Food. The four letter F word that does not merely nourish. Food is known to serve a number of purposes, and festivals remind us of the same. That Food and Diwali go hand in hand is a no brainer. Whether it is Diwali, Holi, Dussehra, Christmas, Eid or any other festival in India – food is always the talking point. It is pretty much the centerpiece of all these festivals. My journey with Food and Diwali has been one filled with warmth and many life altering memories. It is a story filled with the richness of a childhood well spent, of a full house, of much joy and laughter.
A month before Diwali, the preparations start. Food and Diwali comes later – the home comes first. The home gets a thorough and deep clean session where no corner is left untouched. I have vivid memories of the smell of fresh soap being diluted in water. This concoction would be applied to all surfaces including furniture, doors, windows and counters. I am still amazed at the sheer versatility and power of a single bag of detergent. Dustpans would fill up and laundry would pile up. All forms of physical exercise would be attained starting from dusting, beating carpets, swatting, swabbing, scrubbing, delicately picking out particles and lint, fluffing, and dashing around at the last minute!
But none of this can match the intense exercise that would be taking place in and around the kitchen. I have strong memories that still reach out to each of my five senses as ingredients would be procured and combined before we, the children, would be asked to step in and take the taste test. Until then, we would be banished from the kitchen. Little did we know how important this litmus test was for the cotiere of ladies gathered around the burning fire for hours. Food and Diwali for us was merely a time for goodies and trips to the kitchen!
Another thing that Food and Diwali means to me is comfort. And this is like a chicken and egg theory. I am not sure what came first – the Food and Diwali story, or the comfort that I derive from it. The smells and scents wafting from the kitchen side of the home would tell me that the festive season is here to stay, and in turn, the festive season and its food continues to remind me of those smells and the entire process of preparing for Diwali.
And then there are the different kinds of tastes and smells. Sweets would emanate that particular smell of ghee heated to just the right temperature – each variation producing a different smell. And the filling would emanate a different smell of its own. The coconut filled goodies would have a whole other richness when it comes to fragrance. Food and Diwali cannot be complete without talk of sweets and the Halwai – a permanent fixture in many homes. This pot bellied guy would come around like clockwork during the Diwali month, his homes and patrons earmarked. One would not be able to associate any form of delicate handling from him, but this big guy always had the strongest pincer grip when it came to softly rolling, squeezing, holding, laying, placing and frying things – almost coaxing his ingredients into deliciousness. I learnt that he went on to establish a Mithai shop which now has many branches – a franchise being handled by his next generation. What a twist and evolution of the Food and Diwalu story! I still miss his presence in the backyard, his large pots and pans clanging as he would create the yummiest of treats – sweet and salty both. But of course, with the new generation and the sprouting of many Mithai shops, Food and Diwali has also become a rather commercial concept. And with “eating right“, we have shunned too many trips to even these shops – dry fruits and fruit baskets taking their place instead. With the odd gourmet dark chocolate thrown in!

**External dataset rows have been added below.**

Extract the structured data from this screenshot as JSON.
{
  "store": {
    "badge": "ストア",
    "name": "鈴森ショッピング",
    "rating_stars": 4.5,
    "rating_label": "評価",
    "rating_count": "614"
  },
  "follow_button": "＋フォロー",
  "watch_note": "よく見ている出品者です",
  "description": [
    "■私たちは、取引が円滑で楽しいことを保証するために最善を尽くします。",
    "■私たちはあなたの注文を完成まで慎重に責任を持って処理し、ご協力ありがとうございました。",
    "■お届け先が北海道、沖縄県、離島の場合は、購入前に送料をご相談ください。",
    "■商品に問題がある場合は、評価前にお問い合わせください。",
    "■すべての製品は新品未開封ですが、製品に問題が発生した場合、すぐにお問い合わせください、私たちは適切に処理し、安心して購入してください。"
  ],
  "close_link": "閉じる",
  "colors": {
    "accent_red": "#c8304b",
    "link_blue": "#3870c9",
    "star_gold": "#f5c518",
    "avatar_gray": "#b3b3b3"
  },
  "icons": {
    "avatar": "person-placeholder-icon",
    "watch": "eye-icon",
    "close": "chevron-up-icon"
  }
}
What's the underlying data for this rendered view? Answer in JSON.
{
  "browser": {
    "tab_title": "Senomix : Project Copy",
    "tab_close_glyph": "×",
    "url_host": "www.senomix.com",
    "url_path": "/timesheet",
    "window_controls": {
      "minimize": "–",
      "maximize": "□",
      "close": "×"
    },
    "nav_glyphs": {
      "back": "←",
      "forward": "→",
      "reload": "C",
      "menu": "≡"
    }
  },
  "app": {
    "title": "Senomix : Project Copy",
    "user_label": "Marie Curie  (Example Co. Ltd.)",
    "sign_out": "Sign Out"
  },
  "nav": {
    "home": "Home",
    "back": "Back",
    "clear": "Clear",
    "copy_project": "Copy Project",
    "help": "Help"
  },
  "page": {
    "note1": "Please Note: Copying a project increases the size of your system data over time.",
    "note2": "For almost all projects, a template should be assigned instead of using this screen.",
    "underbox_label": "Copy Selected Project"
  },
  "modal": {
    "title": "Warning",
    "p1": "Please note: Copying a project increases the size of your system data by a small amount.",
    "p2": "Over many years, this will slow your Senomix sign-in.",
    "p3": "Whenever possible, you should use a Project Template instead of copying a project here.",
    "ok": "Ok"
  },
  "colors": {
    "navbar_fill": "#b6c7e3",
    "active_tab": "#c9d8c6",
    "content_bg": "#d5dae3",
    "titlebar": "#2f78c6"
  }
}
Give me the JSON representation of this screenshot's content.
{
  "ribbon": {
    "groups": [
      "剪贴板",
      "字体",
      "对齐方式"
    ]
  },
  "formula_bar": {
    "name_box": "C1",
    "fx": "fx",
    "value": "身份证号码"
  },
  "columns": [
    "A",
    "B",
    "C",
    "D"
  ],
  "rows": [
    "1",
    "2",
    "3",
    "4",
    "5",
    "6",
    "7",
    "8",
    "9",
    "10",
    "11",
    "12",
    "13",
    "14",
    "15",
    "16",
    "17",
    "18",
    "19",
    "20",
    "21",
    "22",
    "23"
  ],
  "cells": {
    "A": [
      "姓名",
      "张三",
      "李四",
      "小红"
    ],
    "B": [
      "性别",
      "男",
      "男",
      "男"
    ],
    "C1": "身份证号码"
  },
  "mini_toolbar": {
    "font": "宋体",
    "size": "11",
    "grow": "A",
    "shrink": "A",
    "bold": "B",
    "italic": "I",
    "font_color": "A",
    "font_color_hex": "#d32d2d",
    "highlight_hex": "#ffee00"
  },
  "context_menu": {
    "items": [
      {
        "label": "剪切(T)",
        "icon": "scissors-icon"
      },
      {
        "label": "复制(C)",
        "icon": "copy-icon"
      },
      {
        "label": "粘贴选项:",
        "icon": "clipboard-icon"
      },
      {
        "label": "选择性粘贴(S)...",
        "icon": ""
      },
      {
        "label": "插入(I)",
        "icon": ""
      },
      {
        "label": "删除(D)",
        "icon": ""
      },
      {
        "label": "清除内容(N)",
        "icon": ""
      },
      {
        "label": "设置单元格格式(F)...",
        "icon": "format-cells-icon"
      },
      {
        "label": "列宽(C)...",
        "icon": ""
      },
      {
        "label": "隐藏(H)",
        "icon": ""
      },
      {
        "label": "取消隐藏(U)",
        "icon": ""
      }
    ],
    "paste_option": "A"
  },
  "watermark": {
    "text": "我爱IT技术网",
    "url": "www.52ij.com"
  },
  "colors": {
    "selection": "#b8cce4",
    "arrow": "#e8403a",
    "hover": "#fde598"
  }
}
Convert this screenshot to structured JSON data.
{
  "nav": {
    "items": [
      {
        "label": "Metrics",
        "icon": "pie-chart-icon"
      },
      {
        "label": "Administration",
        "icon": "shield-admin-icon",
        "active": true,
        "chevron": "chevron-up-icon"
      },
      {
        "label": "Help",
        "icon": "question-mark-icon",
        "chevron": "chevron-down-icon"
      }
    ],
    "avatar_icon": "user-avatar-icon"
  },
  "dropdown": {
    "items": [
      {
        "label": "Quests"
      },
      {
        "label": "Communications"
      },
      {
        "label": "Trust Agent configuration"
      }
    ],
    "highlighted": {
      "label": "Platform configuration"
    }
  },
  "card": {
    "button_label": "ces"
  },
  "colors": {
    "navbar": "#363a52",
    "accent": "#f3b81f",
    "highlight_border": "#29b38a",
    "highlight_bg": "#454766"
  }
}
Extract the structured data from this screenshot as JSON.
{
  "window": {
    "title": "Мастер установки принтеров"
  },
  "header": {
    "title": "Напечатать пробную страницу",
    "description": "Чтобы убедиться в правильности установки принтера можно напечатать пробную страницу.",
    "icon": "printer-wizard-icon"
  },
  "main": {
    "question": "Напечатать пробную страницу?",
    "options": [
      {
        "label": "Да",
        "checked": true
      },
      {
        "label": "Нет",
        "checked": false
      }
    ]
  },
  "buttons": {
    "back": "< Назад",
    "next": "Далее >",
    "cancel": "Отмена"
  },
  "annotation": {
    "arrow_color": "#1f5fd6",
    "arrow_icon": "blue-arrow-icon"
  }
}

And finally, Food and Diwali for me is all about the ladies swapping recipes and supporting each other through the arduous task of creating a tablescape unlike any other. The ladies around the family and the neighbourhood would choose their favourites to pass these recipes on to, often whispering the exact how to’s for a certain dish. And at the end of the preparation month, the family would sit down, inviting guests and making much noise over who gets the hottest fare! Gift giving would not be complete without sampling each other’s choicest recipes and dishes. Kachoris, chaat, sweets, and other dishes continue to spring to mind when I think about those gift giving visits and the Diwali table at home. Ah – Food and Diwali, what would I do without your story in my life?
But Food and Diwali now is a completely different story. The family breakfast on Diwali morning has been replaced with a brunch and a series of parties, while gifts are bought from online stores that tom tom about the latest discounts. The festival has been turned into a commercial event where one gets an impersonal experience which has little to do with the home, hearth, family and other such things. And as if that was not enough, we have replaced home cooked goodness with store bought synthetic-ness. And that is now the story of Food and Diwali – not one I would ideally choose for my little one!